Nonprofit organizations are often viewed as fundamentally different than for-profit enterprises, but those of us known as “bridgers” see striking similarities, albeit through a professional bifocal lens. We bridgers have transitioned in our careers from publicly traded or privately owned for-profit enterprises to nonprofit organizations, often with a goal to grow these nonprofits in pursuit of their missions. Our insights from both sides of “the bridge” provide us a dual perspective, where we can see that the needs, limitations and goals of for-profits and nonprofits are closer than they may seem at first glance.
In class action settlements, the cy pres doctrine (from a French phrase meaning “as close as possible”) allows for the distribution of unclaimed settlement funds to non-profit organizations that indirectly benefit the injured class. While much of the work of the National Advertising Division (NAD) involves resolving truth-in-advertising challenges brought by one competitor against another, NAD also fulfills its consumer protection mission through its own robust independent monitoring and investigation of misleading advertising in the marketplace. These efforts have led to NAD being named as a cy pres recipient in several class action settlements.
Though the food advertising world has changed in many ways, health claims continue to play a role in food advertising and present challenges. Today’s food and beverage purchase decisions are influenced by far more than price, taste, familiarity, and brand loyalty. Consumers crave more information about the foods they eat and expect more from the food industry. In an overwhelming marketplace, verifying the accuracy of food ad claims is a challenge. How can you be sure that the food claims you see are truthful and supported by reliable evidence?
When the Children’s Privacy Protection Act (COPPA) passed in 1998, the Federal Trade Commission (FTC) began to approve industry groups to administer an independent, self-regulatory program that implements protections for children as outlined in the COPPA Rule. The Children’s Advertising Review Unit (CARU) was the first such group in the U.S. to receive FTC approval. Learn more about what's behind the CARU Safe Harbor seal.

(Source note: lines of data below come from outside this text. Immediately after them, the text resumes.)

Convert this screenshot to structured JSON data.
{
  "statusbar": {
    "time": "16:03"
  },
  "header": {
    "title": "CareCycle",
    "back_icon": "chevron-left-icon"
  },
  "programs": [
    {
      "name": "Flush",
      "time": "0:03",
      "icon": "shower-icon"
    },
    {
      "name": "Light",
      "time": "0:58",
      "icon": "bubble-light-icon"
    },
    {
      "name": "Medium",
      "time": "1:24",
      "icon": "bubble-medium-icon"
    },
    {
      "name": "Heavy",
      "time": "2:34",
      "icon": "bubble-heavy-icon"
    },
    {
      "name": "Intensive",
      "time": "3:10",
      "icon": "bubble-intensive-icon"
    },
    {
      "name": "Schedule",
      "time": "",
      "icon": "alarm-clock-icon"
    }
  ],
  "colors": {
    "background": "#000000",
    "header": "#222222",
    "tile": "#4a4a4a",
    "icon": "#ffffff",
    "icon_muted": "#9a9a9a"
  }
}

During this year’s National Consumer Protection Week it's worth taking a closer look at how advertising fits into the consumer protection puzzle. Consumer protection is core to our mission at the National Advertising Division (NAD) and critical to a robust and competitive marketplace. When faced with false or misleading claims, companies have a variety of options, including filing an NAD challenge. Here we outline seven distinct advantages of filing an NAD challenge.